And then the last two lines reassert the metaphysical world view that the chorus of hats etc has just rejected. I don’t actually know what’s being said here beyond a general sense that the lines are urging an attractive modesty, and I realise that that’s quite enough for me. When I was studying George Herbert in an earlier life, I was shocked by a distinguished scholar’s reading of ‘The Flower‘ that silently ignored that wonderful poem’s last stanza, in which the poet addresses God – clearly unnecessary to the scholar’s humanist sensibility. Maybe I’m doing that to this poem, but, well, at least I’m not being silent about it. I ought to point out, as an afterthought, that one of my favourite lines in the whole book could be read as expressing a spiritual / mystical / transcendental yearning, but whether it does or not it embodies a similar, though definitely less cheerful reconciliation to the actual world as ‘On Being a Toby’. After describing a drunken punch-up on Australia Day, the poem ‘Skyshow’ ends:

__________To summarise: we are a noble people, unable to bear
ourselves without booze, if we can’t blow things up we just fight
for the hell of it, our national day is a crucible of destruction,
and I want to go home, I just want to go home, but this is where I live.

So there you are. I’ve barely given any kind of sense of the book as a whole, but that’s all my blogging time used up.

(I ought to mention that Five Islands Press gave me a free copy of this book.
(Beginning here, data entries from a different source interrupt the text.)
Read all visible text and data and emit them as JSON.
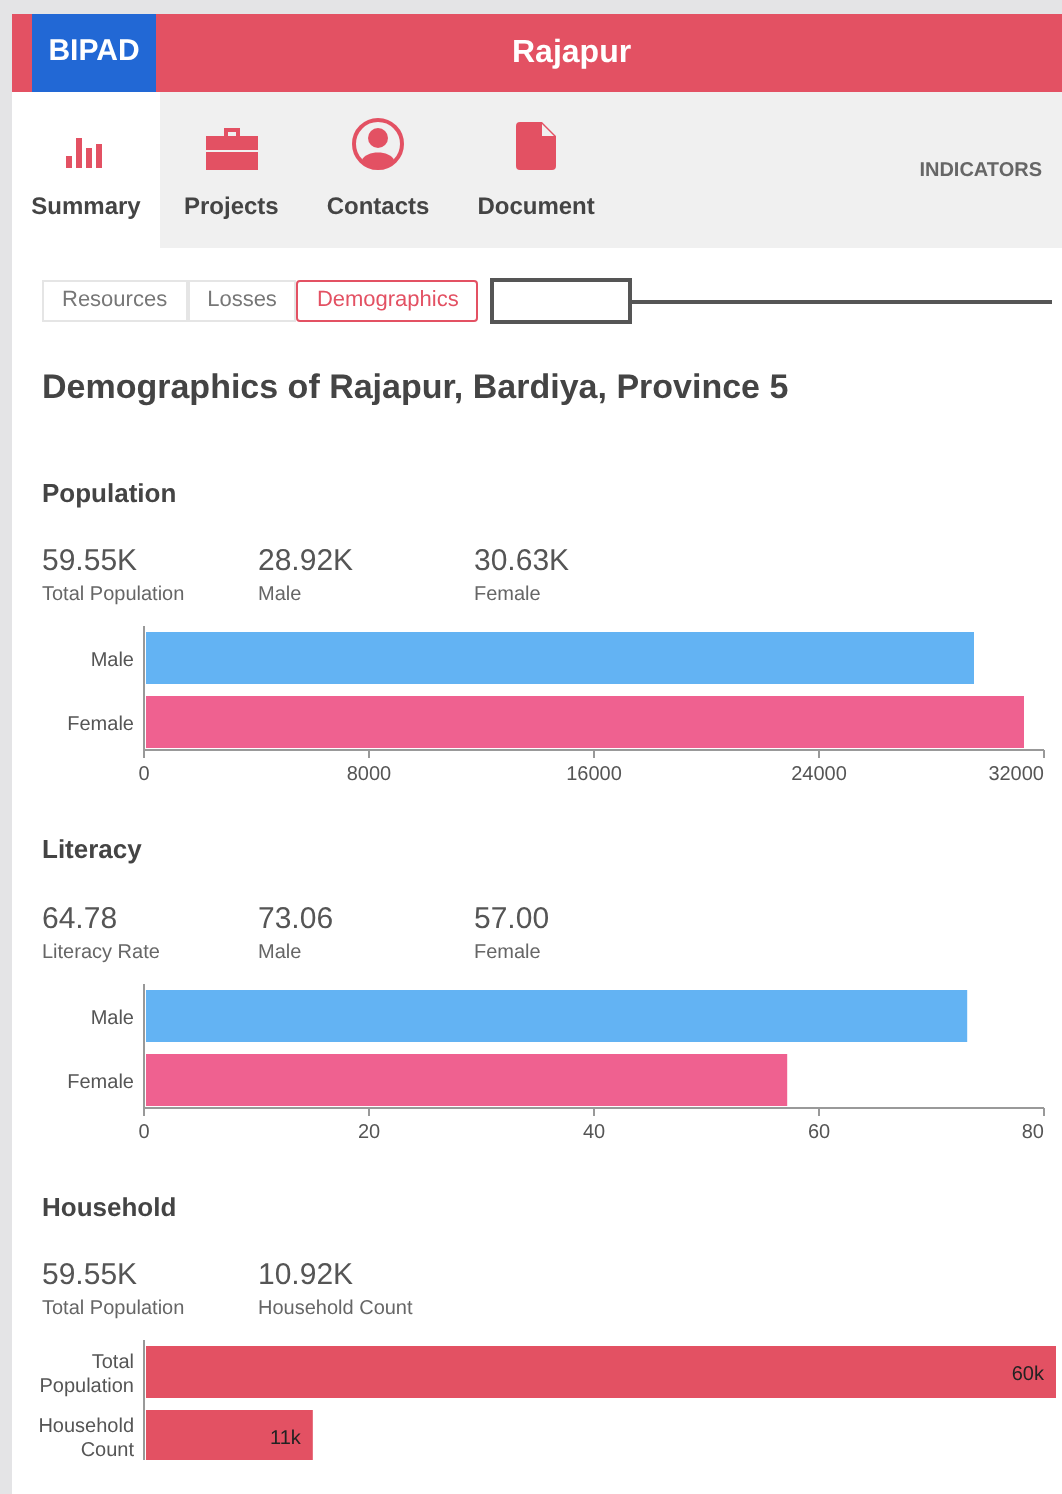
{
  "header": {
    "logo": "BIPAD",
    "title": "Rajapur"
  },
  "nav": {
    "items": [
      {
        "label": "Summary",
        "kind": "chart",
        "selected": true
      },
      {
        "label": "Projects",
        "kind": "briefcase",
        "selected": false
      },
      {
        "label": "Contacts",
        "kind": "person",
        "selected": false
      },
      {
        "label": "Document",
        "kind": "document",
        "selected": false
      }
    ],
    "indicators": "INDICATORS"
  },
  "tabs": [
    {
      "label": "Resources",
      "selected": false
    },
    {
      "label": "Losses",
      "selected": false
    },
    {
      "label": "Demographics",
      "selected": true
    }
  ],
  "heading": "Demographics of Rajapur, Bardiya, Province 5",
  "sections": [
    {
      "title": "Population",
      "stats": [
        {
          "value": "59.55K",
          "label": "Total Population"
        },
        {
          "value": "28.92K",
          "label": "Male"
        },
        {
          "value": "30.63K",
          "label": "Female"
        }
      ],
      "chart_data": {
        "type": "bar",
        "orientation": "horizontal",
        "categories": [
          "Male",
          "Female"
        ],
        "values": [
          29440,
          31220
        ],
        "colors": [
          "#63b3f3",
          "#ef6190"
        ],
        "xlim": [
          0,
          32000
        ],
        "xticks": [
          0,
          8000,
          16000,
          24000,
          32000
        ]
      }
    },
    {
      "title": "Literacy",
      "stats": [
        {
          "value": "64.78",
          "label": "Literacy Rate"
        },
        {
          "value": "73.06",
          "label": "Male"
        },
        {
          "value": "57.00",
          "label": "Female"
        }
      ],
      "chart_data": {
        "type": "bar",
        "orientation": "horizontal",
        "categories": [
          "Male",
          "Female"
        ],
        "values": [
          73,
          57
        ],
        "colors": [
          "#63b3f3",
          "#ef6190"
        ],
        "xlim": [
          0,
          80
        ],
        "xticks": [
          0,
          20,
          40,
          60,
          80
        ]
      }
    },
    {
      "title": "Household",
      "stats": [
        {
          "value": "59.55K",
          "label": "Total Population"
        },
        {
          "value": "10.92K",
          "label": "Household Count"
        }
      ],
      "chart_data": {
        "type": "bar",
        "orientation": "horizontal",
        "categories": [
          "Total Population",
          "Household Count"
        ],
        "values": [
          60000,
          11000
        ],
        "colors": [
          "#e35163",
          "#e35163"
        ],
        "value_labels": [
          "60k",
          "11k"
        ]
      }
    }
  ]
}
I would have bought one anyhow.)

Robert Adamson on Francis Webb

Someone emailed me a link announcing that Robert Adamson, UTS Chair of Poetry, was giving a public lecture on Francis Webb on Thursday night. How could I not go? As far as I know, UTS – University of Technology Sydney, whose main tower is Sydney’s monument to stark practicality – doesn’t offer any poetry courses, and the prospect of Adamson, anything but stark or practical in his poetry or his person, lecturing on Webb, ditto with bells on, was irresistible.
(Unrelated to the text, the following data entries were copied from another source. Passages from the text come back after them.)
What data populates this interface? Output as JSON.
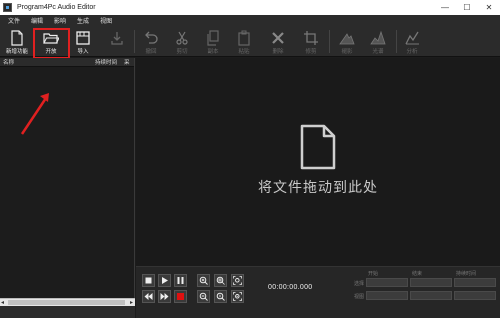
{
  "window": {
    "title": "Program4Pc Audio Editor",
    "controls": {
      "minimize": "—",
      "maximize": "☐",
      "close": "✕"
    }
  },
  "menu": [
    "文件",
    "编辑",
    "影响",
    "生成",
    "视图"
  ],
  "toolbar": {
    "new_recording": "新增功能",
    "open": "开放",
    "import": "导入",
    "save": "",
    "undo": "撤回",
    "cut": "剪切",
    "copy": "副本",
    "paste": "粘贴",
    "delete": "删除",
    "crop": "修剪",
    "fade_in": "褪影",
    "fade_out": "光谱",
    "analyze": "分析"
  },
  "file_list": {
    "columns": [
      "名称",
      "持续时间",
      "采"
    ]
  },
  "main": {
    "drop_hint": "将文件拖动到此处"
  },
  "transport": {
    "time": "00:00:00.000",
    "field_labels": [
      "开始",
      "结束",
      "持续时间",
      "选择",
      "视图"
    ],
    "record_color": "#e01010"
  },
  "annotations": {
    "color": "#e02020"
  }
}
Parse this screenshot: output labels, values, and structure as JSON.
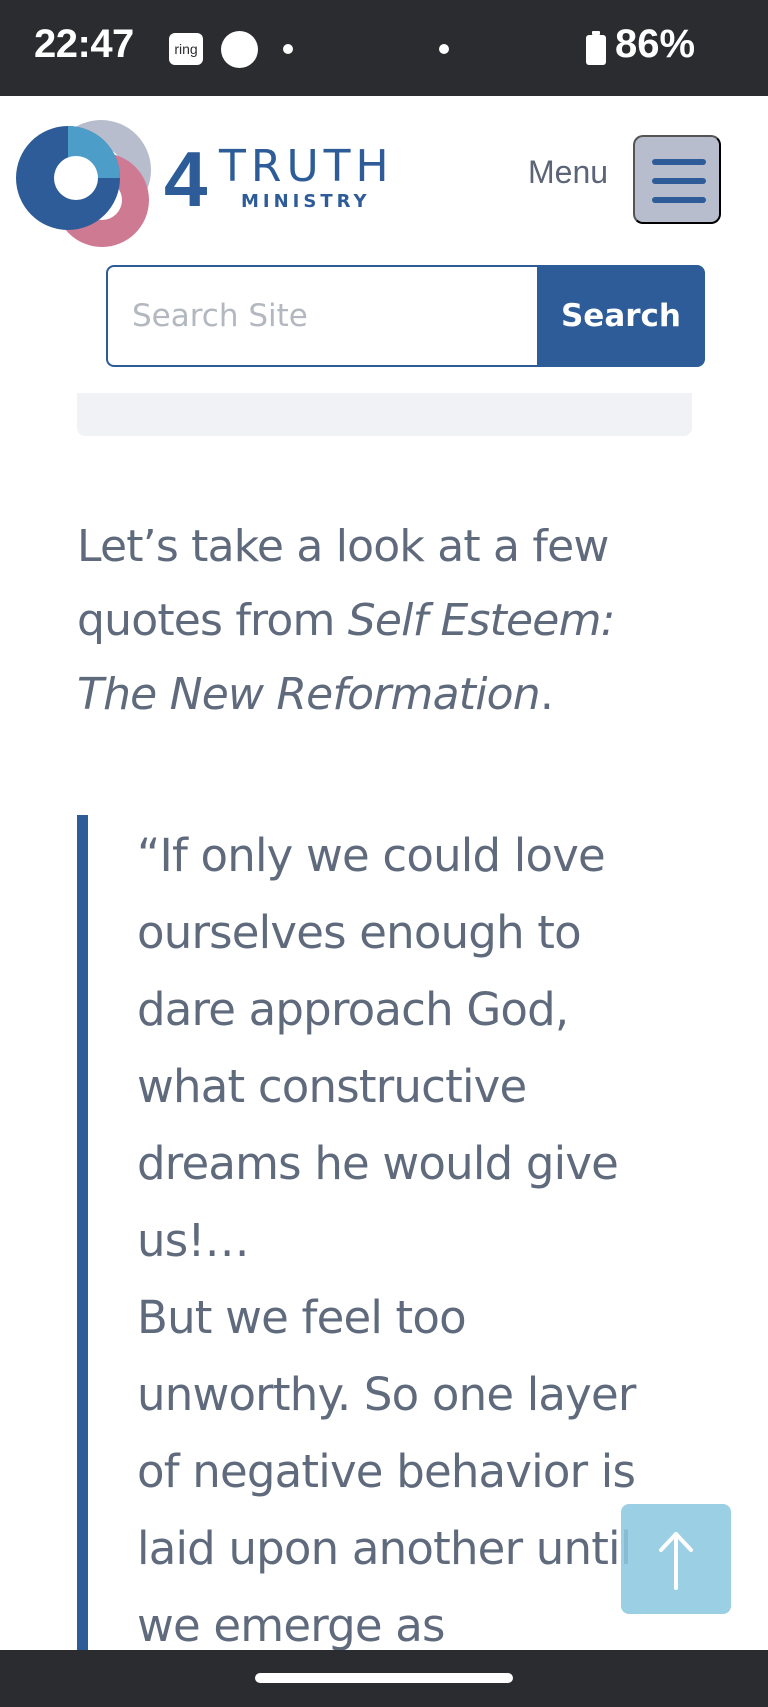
{
  "status_bar": {
    "time": "22:47",
    "ring_app_label": "ring",
    "battery_percent": "86%"
  },
  "header": {
    "logo": {
      "number": "4",
      "word": "TRUTH",
      "sub": "MINISTRY",
      "colors": {
        "blue": "#2d5c98",
        "light_blue": "#4c9ec9",
        "gray": "#b7bdcd",
        "pink": "#cf7a93"
      }
    },
    "menu_label": "Menu",
    "menu_icon": "hamburger-icon"
  },
  "search": {
    "placeholder": "Search Site",
    "value": "",
    "button_label": "Search"
  },
  "article": {
    "intro_before": "Let’s take a look at a few quotes from ",
    "intro_title": "Self Esteem: The New Reformation",
    "intro_after": ".",
    "quote_lines": [
      "“If only we could love",
      "ourselves enough to",
      "dare approach God,",
      "what constructive",
      "dreams he would give",
      "us!…",
      "But we feel too",
      "unworthy. So one layer",
      "of negative behavior is",
      "laid upon another until",
      "we emerge as"
    ]
  },
  "back_to_top": {
    "icon": "arrow-up-icon"
  },
  "colors": {
    "accent": "#2d5c98",
    "text": "#5f6b7d",
    "system_bar": "#2b2c30"
  }
}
It turned out to be a fairly intimate affair in a shiny new building across the street from the anti-poetic tower. I recognised a smattering of poets and other writers, scholars, editors and UTS lecturers. I sat at the front, and my neighbours turned out to include Juno Gemes, Adamson’s photographer wife who discreetly plied her trade, Toby Davidson, editor of the new, excellent Francis Webb: Collected Poems, and Michael Griffith, who wrote God’s Fool, the best and only booklength introduction to Webb’s life and work. I’m not suggesting it was a family affair. The room was full, but I don’t think many of us were there without a prior connection to Webb, Adamson or UTS’s Centre for New Writing.
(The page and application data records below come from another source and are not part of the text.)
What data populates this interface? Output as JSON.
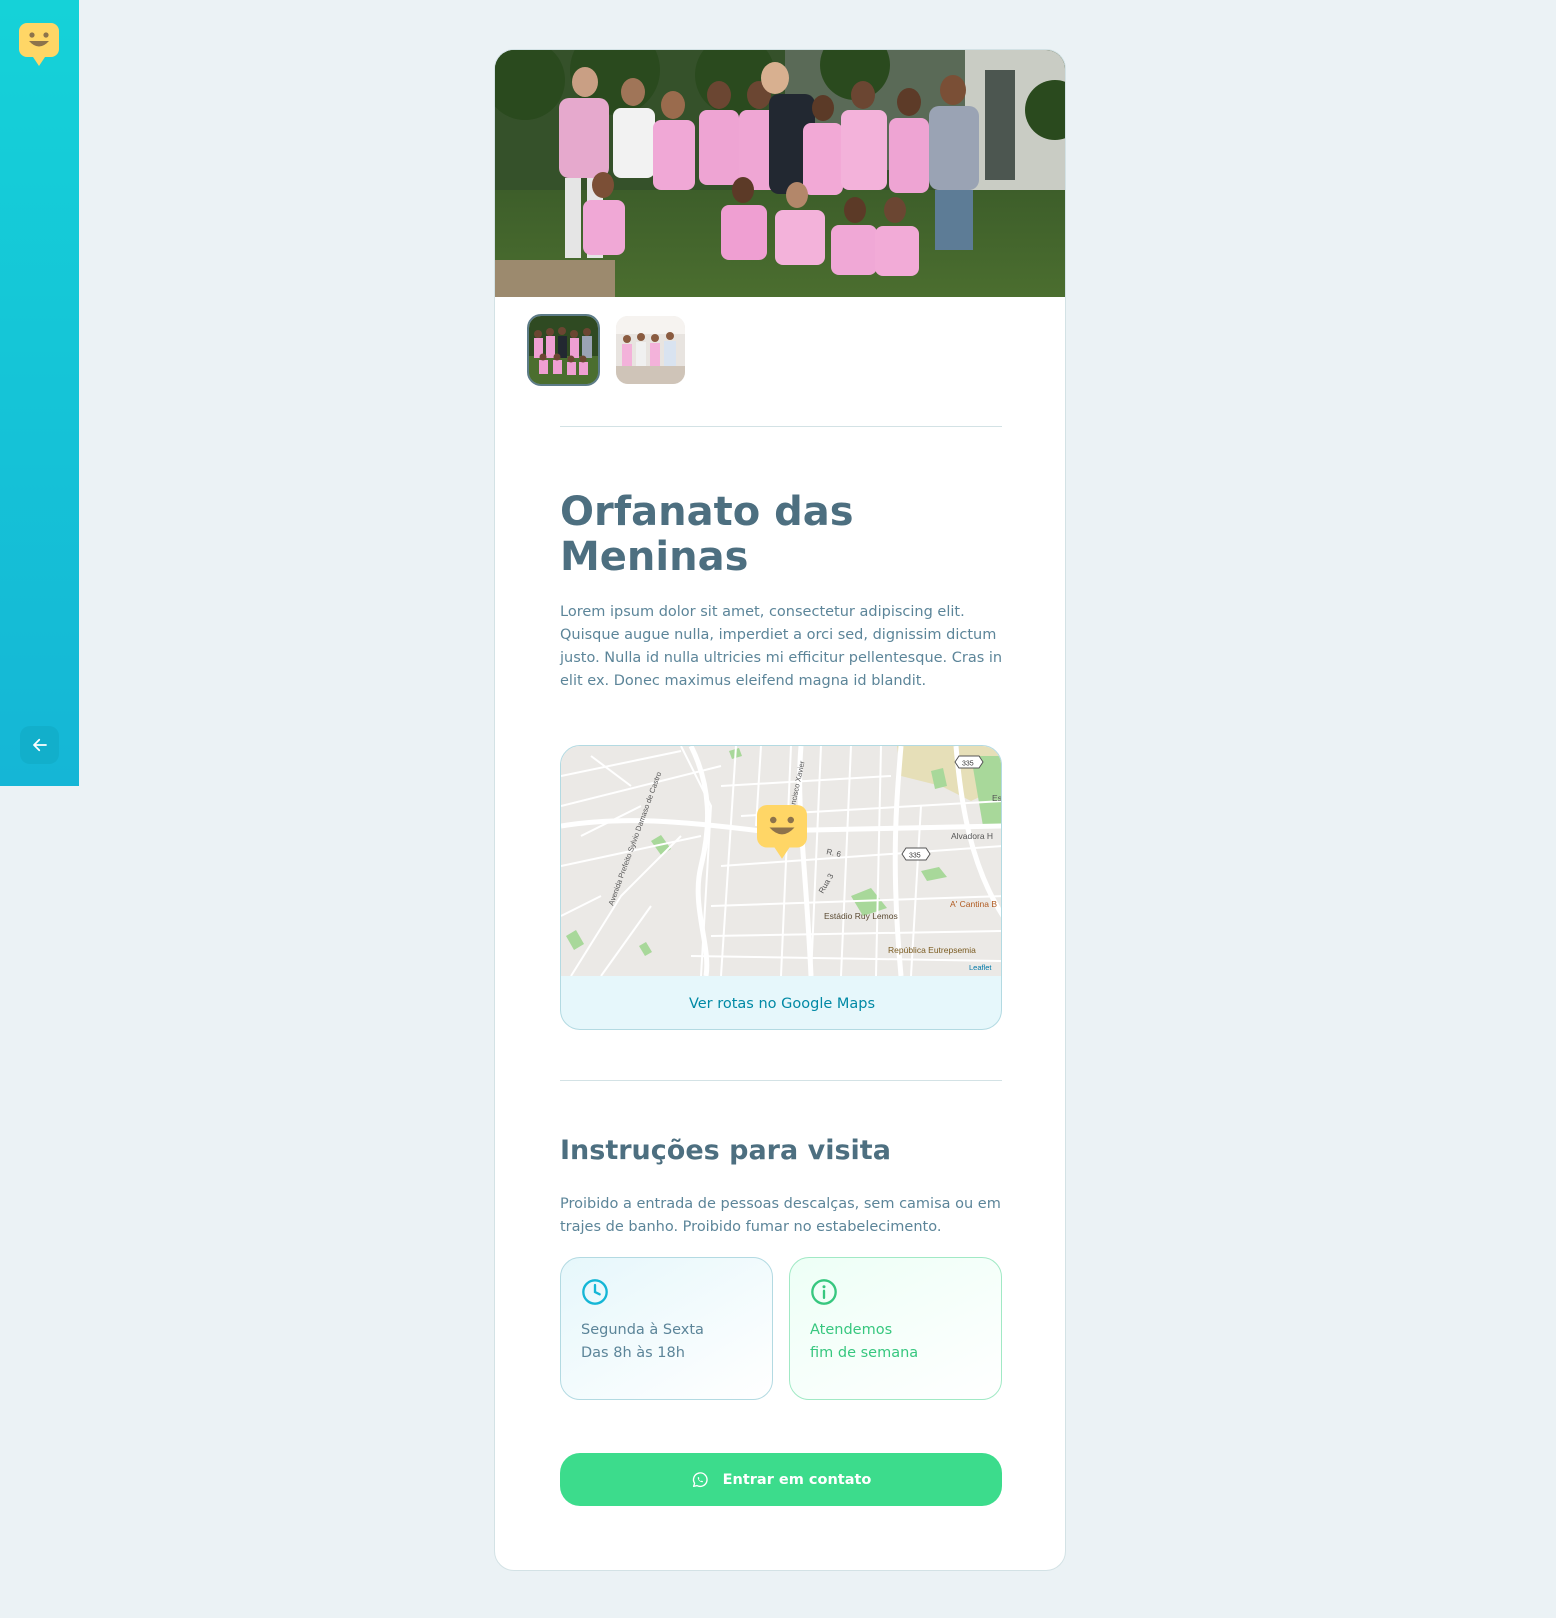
{
  "orphanage": {
    "name": "Orfanato das Meninas",
    "about": "Lorem ipsum dolor sit amet, consectetur adipiscing elit. Quisque augue nulla, imperdiet a orci sed, dignissim dictum justo. Nulla id nulla ultricies mi efficitur pellentesque. Cras in elit ex. Donec maximus eleifend magna id blandit."
  },
  "gallery": {
    "images": [
      "group-photo-garden",
      "group-photo-indoors"
    ],
    "active_index": 0
  },
  "map": {
    "labels": {
      "avenue": "Avenida Prefeito Sylvio Damaso de Castro",
      "street_francisco": "Francisco Xavier",
      "r6": "R. 6",
      "rua3": "Rua 3",
      "stadium": "Estádio Ruy Lemos",
      "republica": "República Eutrepsemia",
      "cantina": "A' Cantina B",
      "alvadora": "Alvadora H",
      "highway_a": "335",
      "highway_b": "335",
      "edge": "Es",
      "attribution": "Leaflet"
    },
    "link_label": "Ver rotas no Google Maps"
  },
  "instructions": {
    "heading": "Instruções para visita",
    "text": "Proibido a entrada de pessoas descalças, sem camisa ou em trajes de banho. Proibido fumar no estabelecimento."
  },
  "opening_hours": {
    "line1": "Segunda à Sexta",
    "line2": "Das 8h às 18h",
    "icon": "clock-icon",
    "color": "#15b6d6"
  },
  "weekends": {
    "line1": "Atendemos",
    "line2": "fim de semana",
    "icon": "info-icon",
    "color": "#37c77f"
  },
  "contact": {
    "label": "Entrar em contato",
    "icon": "whatsapp-icon",
    "color": "#3cdc8c"
  },
  "theme": {
    "sidebar_gradient": [
      "#15d2d8",
      "#15b6d6"
    ],
    "marker_color": "#ffd666",
    "title_color": "#4d6f80"
  }
}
Adamson, whose CAL-sponsored professorship is for three years, began with a disarming list of thankyous – including to poet Martin Harrison for explaining to him what a lecture was. I hope the lecture is somehow made available, as it was a very clear account of Webb’s life and work, informed by a deep engagement with the poetry and a brief but significant personal relationship with the man. He read a number of poems. I’d say he read them brilliantly but that would give the wrong impression: he read them slowly, almost stumblingly, as if he was discovering them as he read them, or even encountering the language itself for the first time, mispronouncing an occasional word (couch in couch grass to rhyme with crouch, impotent with the emphasis on the second syllable), so that the listener was drawn in as a collaborator rather than being cast as a recipient. I find it hard to imagine a better way of reading this poetry.

In the excellent Q&A, freed from his written text, Adamson loosened up and spoke more personally: of how Webb was crucial to his own development as a poet, of how James McCauley looked him in the eye and said, ‘You’re on the right track with Webb – follow him instead of these Americans, of how he and his friends turned up like rockstar fans at Angus & Robertson’s bookshop the day the first Collected Poems was published, only to be told, ‘We publish it, but that doesn’t mean we have to have in here for sale.’ He gave a very funny, and accurate, account of A. D. Hope’s article on Webb: ‘Hope was a vitalist, and suspicious of Webb’s religious dimension, but he discusses the poem Canobolas, saying, “Look, he sees the mountain as a naked woman, so he must be all right, he’s one of us.”‘